#### [What is required]
Which lines of the entries contain the string "true"? Please find them and copy them.

#### [Extracted information]
━━━

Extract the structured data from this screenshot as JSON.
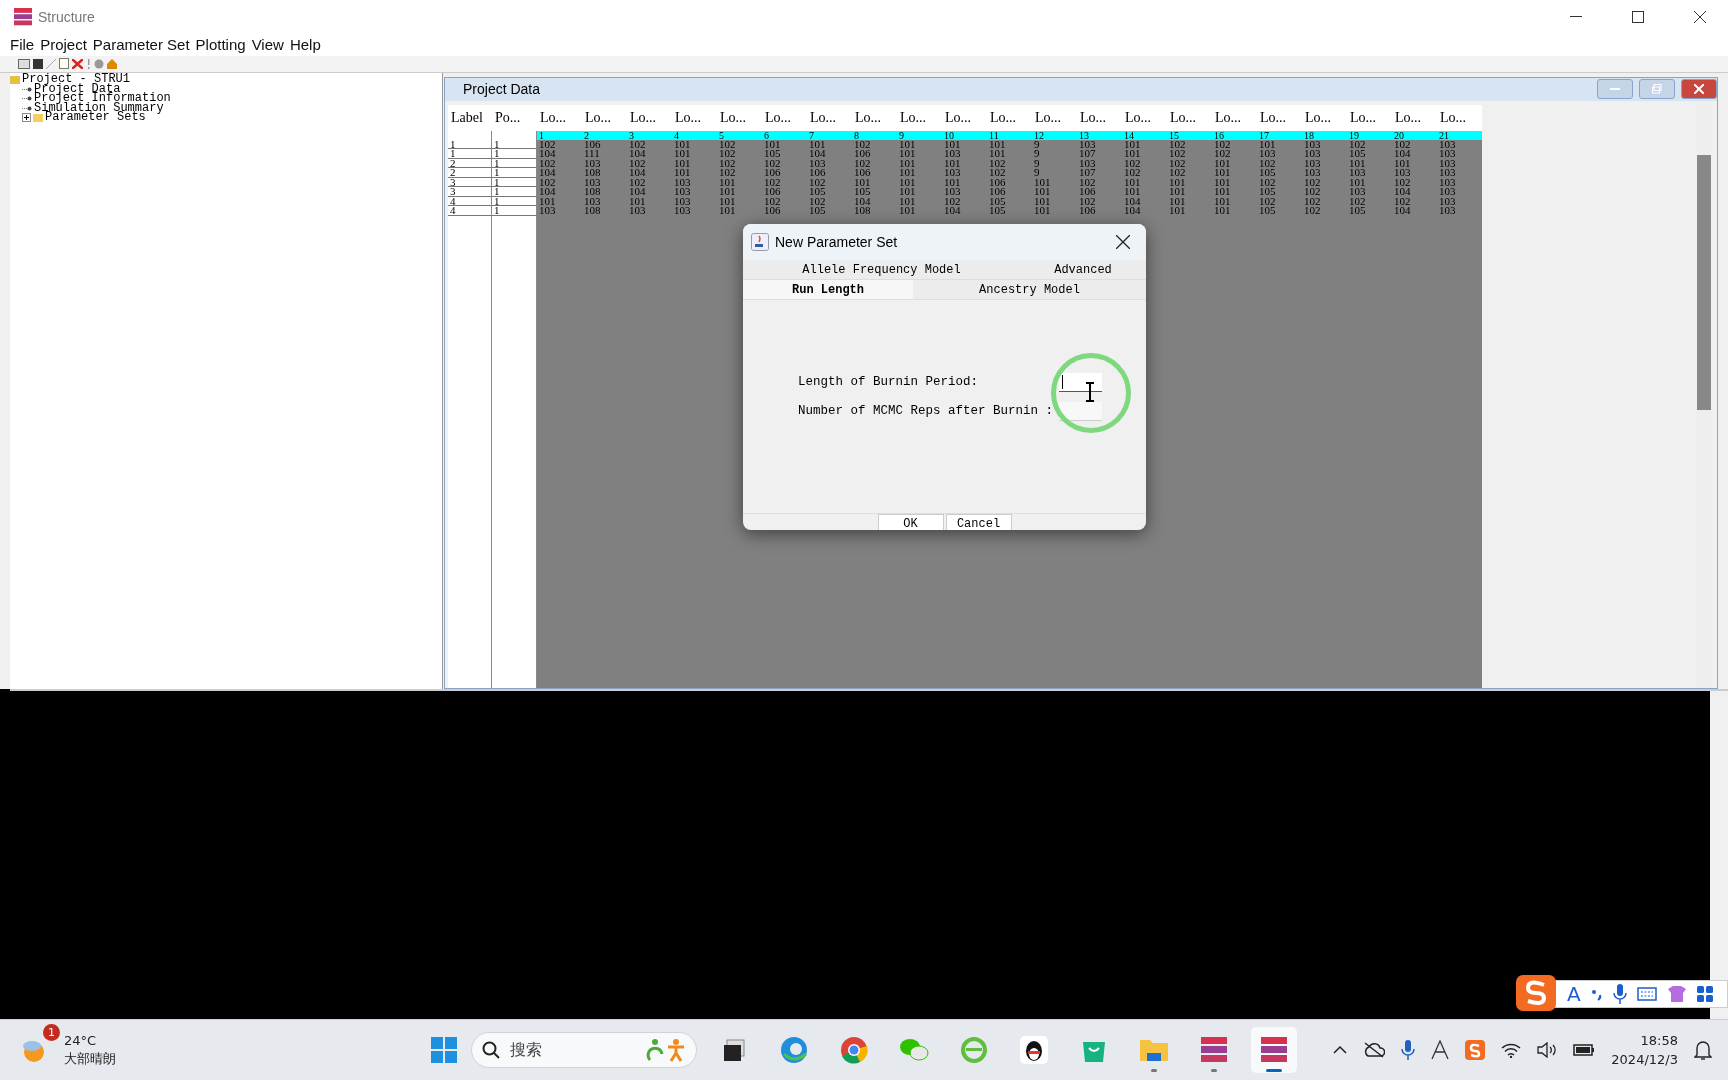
{
  "window": {
    "title": "Structure"
  },
  "menu": [
    "File",
    "Project",
    "Parameter Set",
    "Plotting",
    "View",
    "Help"
  ],
  "tree": [
    {
      "label": "Project - STRU1",
      "expanded": true,
      "children": [
        {
          "label": "Project Data"
        },
        {
          "label": "Project Information"
        },
        {
          "label": "Simulation Summary"
        },
        {
          "label": "Parameter Sets",
          "expanded": false
        }
      ]
    }
  ],
  "project_data": {
    "title": "Project Data",
    "columns": [
      "Label",
      "Po...",
      "Lo...",
      "Lo...",
      "Lo...",
      "Lo...",
      "Lo...",
      "Lo...",
      "Lo...",
      "Lo...",
      "Lo...",
      "Lo...",
      "Lo...",
      "Lo...",
      "Lo...",
      "Lo...",
      "Lo...",
      "Lo...",
      "Lo...",
      "Lo...",
      "Lo...",
      "Lo...",
      "Lo..."
    ],
    "locus_numbers": [
      "1",
      "2",
      "3",
      "4",
      "5",
      "6",
      "7",
      "8",
      "9",
      "10",
      "11",
      "12",
      "13",
      "14",
      "15",
      "16",
      "17",
      "18",
      "19",
      "20",
      "21"
    ],
    "rows": [
      {
        "label": "1",
        "pop": "1",
        "loci": [
          "102",
          "106",
          "102",
          "101",
          "102",
          "101",
          "101",
          "102",
          "101",
          "101",
          "101",
          "9",
          "103",
          "101",
          "102",
          "102",
          "101",
          "103",
          "102",
          "102",
          "103"
        ]
      },
      {
        "label": "1",
        "pop": "1",
        "loci": [
          "104",
          "111",
          "104",
          "101",
          "102",
          "105",
          "104",
          "106",
          "101",
          "103",
          "101",
          "9",
          "107",
          "101",
          "102",
          "102",
          "103",
          "103",
          "105",
          "104",
          "103"
        ]
      },
      {
        "label": "2",
        "pop": "1",
        "loci": [
          "102",
          "103",
          "102",
          "101",
          "102",
          "102",
          "103",
          "102",
          "101",
          "101",
          "102",
          "9",
          "103",
          "102",
          "102",
          "101",
          "102",
          "103",
          "101",
          "101",
          "103"
        ]
      },
      {
        "label": "2",
        "pop": "1",
        "loci": [
          "104",
          "108",
          "104",
          "101",
          "102",
          "106",
          "106",
          "106",
          "101",
          "103",
          "102",
          "9",
          "107",
          "102",
          "102",
          "101",
          "105",
          "103",
          "103",
          "103",
          "103"
        ]
      },
      {
        "label": "3",
        "pop": "1",
        "loci": [
          "102",
          "103",
          "102",
          "103",
          "101",
          "102",
          "102",
          "101",
          "101",
          "101",
          "106",
          "101",
          "102",
          "101",
          "101",
          "101",
          "102",
          "102",
          "101",
          "102",
          "103"
        ]
      },
      {
        "label": "3",
        "pop": "1",
        "loci": [
          "104",
          "108",
          "104",
          "103",
          "101",
          "106",
          "105",
          "105",
          "101",
          "103",
          "106",
          "101",
          "106",
          "101",
          "101",
          "101",
          "105",
          "102",
          "103",
          "104",
          "103"
        ]
      },
      {
        "label": "4",
        "pop": "1",
        "loci": [
          "101",
          "103",
          "101",
          "103",
          "101",
          "102",
          "102",
          "104",
          "101",
          "102",
          "105",
          "101",
          "102",
          "104",
          "101",
          "101",
          "102",
          "102",
          "102",
          "102",
          "103"
        ]
      },
      {
        "label": "4",
        "pop": "1",
        "loci": [
          "103",
          "108",
          "103",
          "103",
          "101",
          "106",
          "105",
          "108",
          "101",
          "104",
          "105",
          "101",
          "106",
          "104",
          "101",
          "101",
          "105",
          "102",
          "105",
          "104",
          "103"
        ]
      }
    ]
  },
  "dialog": {
    "title": "New Parameter Set",
    "tab_rows": [
      [
        {
          "label": "Allele Frequency Model",
          "selected": false
        },
        {
          "label": "Advanced",
          "selected": false
        }
      ],
      [
        {
          "label": "Run Length",
          "selected": true
        },
        {
          "label": "Ancestry Model",
          "selected": false
        }
      ]
    ],
    "fields": [
      {
        "label": "Length of Burnin Period:",
        "focused": true
      },
      {
        "label": "Number of MCMC Reps after Burnin :",
        "focused": false
      }
    ],
    "buttons": [
      "OK",
      "Cancel"
    ]
  },
  "ime_bar": {
    "mode": "A"
  },
  "taskbar": {
    "weather": {
      "temperature": "24°C",
      "condition": "大部晴朗",
      "badge": "1"
    },
    "search": {
      "placeholder": "搜索"
    },
    "apps": [
      {
        "kind": "taskview",
        "running": false,
        "selected": false
      },
      {
        "kind": "edge",
        "running": false,
        "selected": false
      },
      {
        "kind": "chrome",
        "running": false,
        "selected": false
      },
      {
        "kind": "wechat",
        "running": false,
        "selected": false
      },
      {
        "kind": "ie",
        "running": false,
        "selected": false
      },
      {
        "kind": "qq",
        "running": false,
        "selected": false
      },
      {
        "kind": "shop",
        "running": false,
        "selected": false
      },
      {
        "kind": "folder",
        "running": true,
        "selected": false
      },
      {
        "kind": "structure",
        "running": true,
        "selected": false
      },
      {
        "kind": "structure",
        "running": true,
        "selected": true
      }
    ],
    "time": "18:58",
    "date": "2024/12/3"
  }
}
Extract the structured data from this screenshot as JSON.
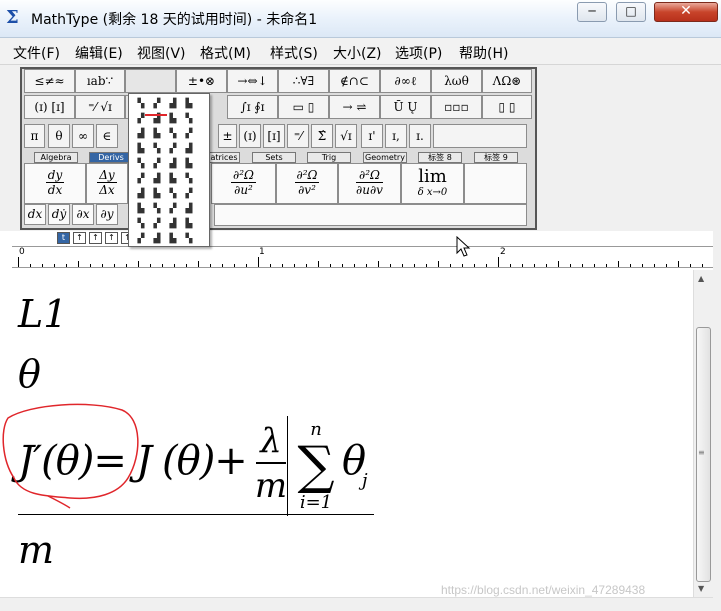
{
  "window": {
    "title": "MathType (剩余 18 天的试用时间) - 未命名1",
    "app_icon": "Σ",
    "minimize": "─",
    "maximize": "□",
    "close": "✕"
  },
  "menu": [
    "文件(F)",
    "编辑(E)",
    "视图(V)",
    "格式(M)",
    "样式(S)",
    "大小(Z)",
    "选项(P)",
    "帮助(H)"
  ],
  "toolbar": {
    "row1": [
      "≤≠≈",
      "ıab∵",
      "",
      "±•⊗",
      "→⇔↓",
      "∴∀∃",
      "∉∩⊂",
      "∂∞ℓ",
      "λωθ",
      "ΛΩ⊛"
    ],
    "row2": [
      "(ɪ) [ɪ]",
      "⁼⁄ √ɪ",
      "",
      "∫ɪ ∮ɪ",
      "▭ ▯",
      "→ ⇌",
      "Ū Ų",
      "▫▫▫",
      "▯ ▯"
    ],
    "row3": [
      "π",
      "θ",
      "∞",
      "∈",
      "±",
      "(ɪ)",
      "[ɪ]",
      "⁼⁄",
      "Σ̂",
      "√ɪ",
      "ɪ'",
      "ɪ,",
      "ɪ."
    ],
    "tabs": [
      "Algebra",
      "Derivs",
      "atrices",
      "Sets",
      "Trig",
      "Geometry",
      "标签 8",
      "标签 9"
    ],
    "templates": [
      {
        "num": "dy",
        "den": "dx"
      },
      {
        "num": "Δy",
        "den": "Δx"
      },
      {
        "num": "∂²Ω",
        "den": "∂u²"
      },
      {
        "num": "∂²Ω",
        "den": "∂v²"
      },
      {
        "num": "∂²Ω",
        "den": "∂u∂v"
      }
    ],
    "limit": {
      "top": "lim",
      "bottom": "δ x→0"
    },
    "small": [
      "dx",
      "dẏ",
      "∂x",
      "∂y"
    ],
    "sizes": [
      "t",
      "↑",
      "↑",
      "↑",
      "↑"
    ]
  },
  "ruler": {
    "labels": [
      "0",
      "1",
      "2"
    ]
  },
  "document": {
    "line1": "L1",
    "line2": "θ",
    "eq": {
      "lhs": "J′(θ)=",
      "rhs_j": "J",
      "rhs_theta": "(θ)+",
      "lambda": "λ",
      "m": "m",
      "sum": "∑",
      "sum_top": "n",
      "sum_bottom": "i=1",
      "theta_j": "θ",
      "sub_j": "j"
    },
    "line4": "m"
  },
  "watermark": "https://blog.csdn.net/weixin_47289438",
  "colors": {
    "annotation": "#e0262b",
    "active_tab": "#3465a4"
  }
}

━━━

#### [Task output]
      "expanded": true,
          "selected": true
        "focused": true
        "running": true,
        "running": true,
        "running": true,
        "selected": true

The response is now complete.